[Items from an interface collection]
━━━

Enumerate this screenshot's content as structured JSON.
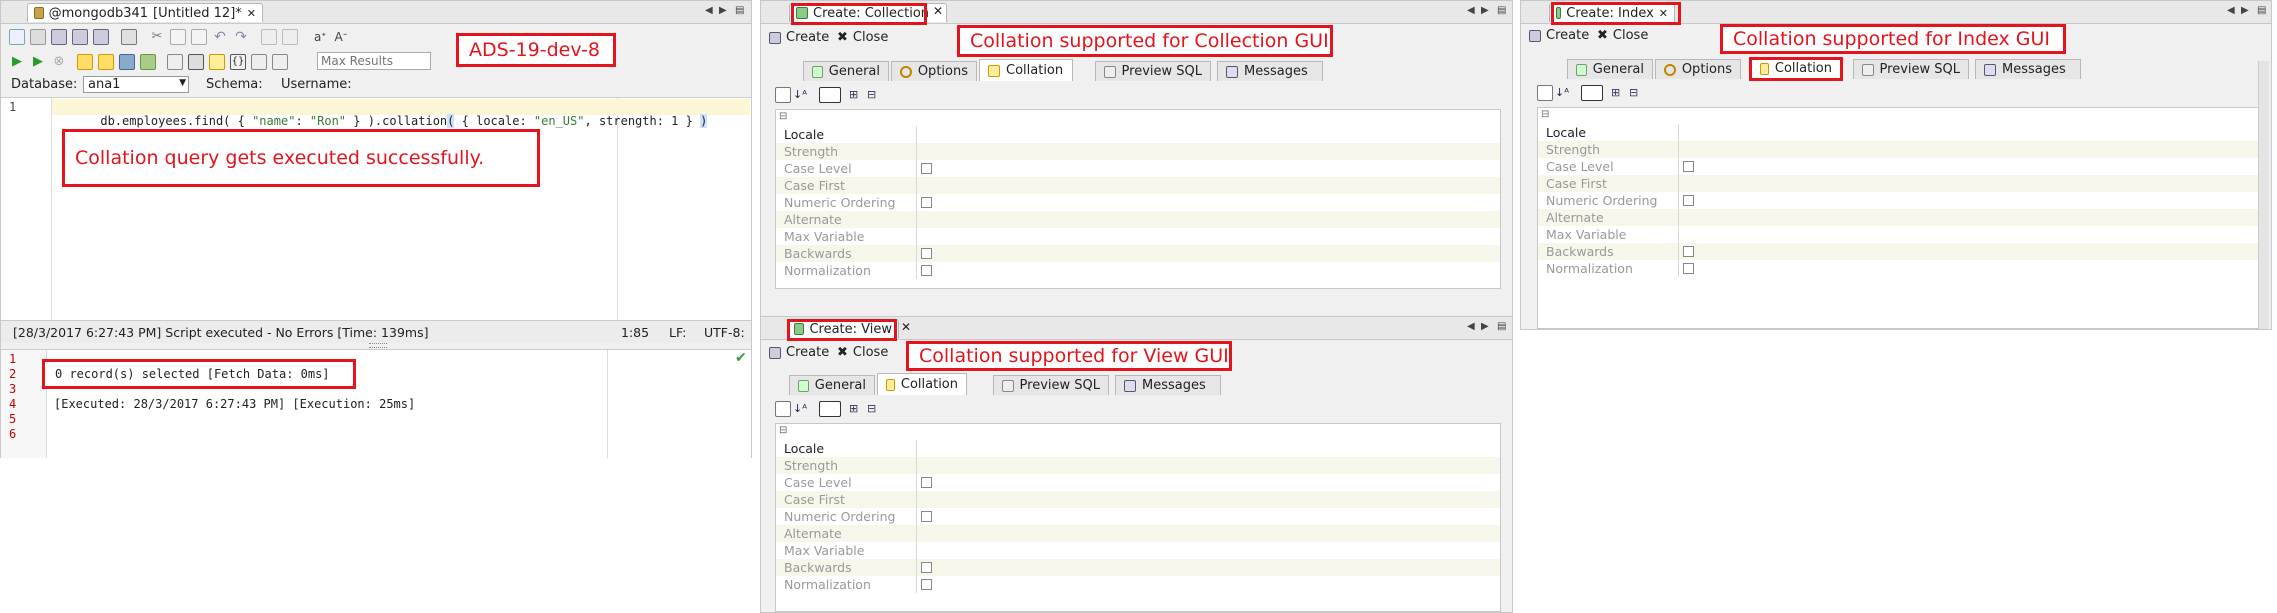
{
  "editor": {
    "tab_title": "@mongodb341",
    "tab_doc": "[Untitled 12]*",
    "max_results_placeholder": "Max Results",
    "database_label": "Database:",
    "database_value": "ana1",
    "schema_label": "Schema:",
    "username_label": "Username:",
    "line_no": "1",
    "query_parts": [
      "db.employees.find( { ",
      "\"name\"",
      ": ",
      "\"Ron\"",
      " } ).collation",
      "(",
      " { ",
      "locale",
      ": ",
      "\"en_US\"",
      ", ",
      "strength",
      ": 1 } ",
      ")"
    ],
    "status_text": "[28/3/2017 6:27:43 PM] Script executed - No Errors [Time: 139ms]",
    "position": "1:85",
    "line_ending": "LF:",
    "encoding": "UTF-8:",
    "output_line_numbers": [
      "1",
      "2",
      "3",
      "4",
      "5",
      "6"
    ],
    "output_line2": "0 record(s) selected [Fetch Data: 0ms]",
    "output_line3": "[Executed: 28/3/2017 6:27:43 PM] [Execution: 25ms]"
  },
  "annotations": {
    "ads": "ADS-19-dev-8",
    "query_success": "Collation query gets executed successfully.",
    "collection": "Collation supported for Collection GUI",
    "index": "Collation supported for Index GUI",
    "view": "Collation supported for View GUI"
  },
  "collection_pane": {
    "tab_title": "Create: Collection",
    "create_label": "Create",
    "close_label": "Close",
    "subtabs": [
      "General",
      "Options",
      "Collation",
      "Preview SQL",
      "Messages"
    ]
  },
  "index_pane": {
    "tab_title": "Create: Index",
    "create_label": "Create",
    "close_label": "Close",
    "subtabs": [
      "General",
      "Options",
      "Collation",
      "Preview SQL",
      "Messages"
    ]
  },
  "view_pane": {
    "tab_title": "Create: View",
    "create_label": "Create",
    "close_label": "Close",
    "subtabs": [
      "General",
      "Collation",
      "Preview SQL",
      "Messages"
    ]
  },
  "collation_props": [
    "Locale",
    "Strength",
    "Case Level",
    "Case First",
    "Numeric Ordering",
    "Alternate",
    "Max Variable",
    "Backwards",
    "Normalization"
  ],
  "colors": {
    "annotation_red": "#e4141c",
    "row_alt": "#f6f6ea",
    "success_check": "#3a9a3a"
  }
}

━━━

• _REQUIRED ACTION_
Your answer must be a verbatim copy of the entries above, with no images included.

• _SOLUTION TO THIS PROBLEM_
Enumerate this screenshot's content as structured JSON.
{
  "editor": {
    "tab_title": "@mongodb341",
    "tab_doc": "[Untitled 12]*",
    "max_results_placeholder": "Max Results",
    "database_label": "Database:",
    "database_value": "ana1",
    "schema_label": "Schema:",
    "username_label": "Username:",
    "line_no": "1",
    "query_parts": [
      "db.employees.find( { ",
      "\"name\"",
      ": ",
      "\"Ron\"",
      " } ).collation",
      "(",
      " { ",
      "locale",
      ": ",
      "\"en_US\"",
      ", ",
      "strength",
      ": 1 } ",
      ")"
    ],
    "status_text": "[28/3/2017 6:27:43 PM] Script executed - No Errors [Time: 139ms]",
    "position": "1:85",
    "line_ending": "LF:",
    "encoding": "UTF-8:",
    "output_line_numbers": [
      "1",
      "2",
      "3",
      "4",
      "5",
      "6"
    ],
    "output_line2": "0 record(s) selected [Fetch Data: 0ms]",
    "output_line3": "[Executed: 28/3/2017 6:27:43 PM] [Execution: 25ms]"
  },
  "annotations": {
    "ads": "ADS-19-dev-8",
    "query_success": "Collation query gets executed successfully.",
    "collection": "Collation supported for Collection GUI",
    "index": "Collation supported for Index GUI",
    "view": "Collation supported for View GUI"
  },
  "collection_pane": {
    "tab_title": "Create: Collection",
    "create_label": "Create",
    "close_label": "Close",
    "subtabs": [
      "General",
      "Options",
      "Collation",
      "Preview SQL",
      "Messages"
    ]
  },
  "index_pane": {
    "tab_title": "Create: Index",
    "create_label": "Create",
    "close_label": "Close",
    "subtabs": [
      "General",
      "Options",
      "Collation",
      "Preview SQL",
      "Messages"
    ]
  },
  "view_pane": {
    "tab_title": "Create: View",
    "create_label": "Create",
    "close_label": "Close",
    "subtabs": [
      "General",
      "Collation",
      "Preview SQL",
      "Messages"
    ]
  },
  "collation_props": [
    "Locale",
    "Strength",
    "Case Level",
    "Case First",
    "Numeric Ordering",
    "Alternate",
    "Max Variable",
    "Backwards",
    "Normalization"
  ],
  "colors": {
    "annotation_red": "#e4141c",
    "row_alt": "#f6f6ea",
    "success_check": "#3a9a3a"
  }
}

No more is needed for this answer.